Spoiler alert: This was probably our favorite port.
After the crappy respiratory feelings incurred in Iceland, I was determined to make this day count. We had another bus trip scheduled for the afternoon, but with the ship docked right in the middle of the town, I wanted to get up and see it in the morning.
Ålesund, Norway is in the lower-third of the country, and still about 7 hours away from Oslo by car because there are no straight line roads through the mountains. The city sits on a peninsula surrounded by a number of islands that are connected by tunnels. The main part of town doesn't have any buildings older than a hundred years and change, because of a fire that burned most of it to the ground in 1904. The rebuilt city leans on art nouveau vibes and something that I can only describe as exactly what you'd expect from seeing Norway in pictures. The EV percentage was even higher here than in Iceland, I'm guessing probably two-thirds. I know new car sales in Norway are more than 90% plug-in now, according to an article I saw a few months ago.
Unfortunately, we were there on a Sunday, so most of the retail was closed, as well as most of the restaurants. Nothing we could do about that. Diana and I left the ship in the morning, and did a random walking tour around the central part of the city.
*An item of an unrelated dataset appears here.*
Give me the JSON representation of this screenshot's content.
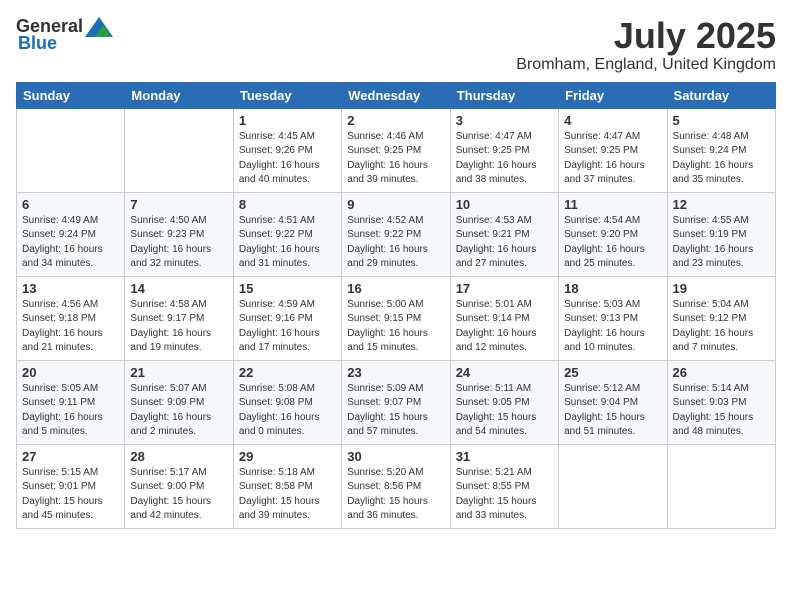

This was the closest thing to "warm" that we had experienced at that point, with the temperature around 62. I was comfortable in shorts, and periodically took my hoody off, especially when the sun peaked out. There was one restaurant/bar prepping to open around noon that looked pretty great with an outdoor patio, but unfortunately we had to get back to the ship to get lunch, Simon and ready for our bus trip.
We met a gigantic dog and his human, and they were one of a very few locals we met. They clearly take the day off pretty seriously, and I admire that. There were a couple of souvenir shops right by the dock, and we picked up a few things for next to nothing. We also grabbed a magnet for one of our favorite bartenders, who collected them from each port, but wasn't able to get off the ship that day. Take care of the people who take care of you!
None of the tours that we researched were big standouts, relative to what was available in Iceland, but I would have been content just to drive around. The hills and shores are stunning. What I found particularly satisfying is that, outside of the city, people lived in nice but modest homes with a fair amount of property. We saw neighbors in different places just hanging out and talking to each other in the single-lane street, where our huge motorcoach seemed out of place. If it were a little warmer, I could see living there. It was idyllic.
Our first stop was to a 12th century church in Giske. Most of what you could see was introduced within the last 250 years, but the bones of the building are very old. There's also a grave next to it that they believe contains the guy who built the church. The exterior is actually marble, but covered in layers of stuff to protect it. There was something satisfying about having a young woman sporting serious goth vibes acting as guide for the church (she's called out as a "lovely" positive in the last two Google reviews!). Most of the graves outside were fairly "new," which is to say they were from the last 250 years.
Next we headed to Godøy, the next island over, where we visited the Alnes Fyr (lighthouse). This was first built in 1853, though most certainly rebuilt over the years, since it's wood on a steel frame. It's a narrow climb to the top, and there's a grumpy old keeper that appeared to moderate tourists going in and out. The view from the top is certainly impressive, but the landscape is already pretty impressive at the ground level. The air there is different, that's the only way that I can describe it. There is a small cafe and art gallery built into the side of the hill. There was cake included in our tour. You can't really go wrong with cake.
From there we headed back through the four tunnels into Ålesund, as the bus climbed through quite a few residential streets to Fjellstua Aksla, the overlook, which sits about 600 feet above sea level. The view of the city from that position makes it seems almost as if the entire area was created for the purpose of making a movie. Even more remarkable, there are hundreds of stairs that you can take to walk up from the city below to this spot, which I am happy to say I didn't have to worry about because of the bus. This was another spot where we could see the ship in its entirety, and again it was so weird to see "the Bahamas ship" in Europe.
Overall, it was a really great day, even though the sun didn't spend a lot of time showing itself. The forecast was originally suggesting a washout all day, so I'm perfectly happy with what we had.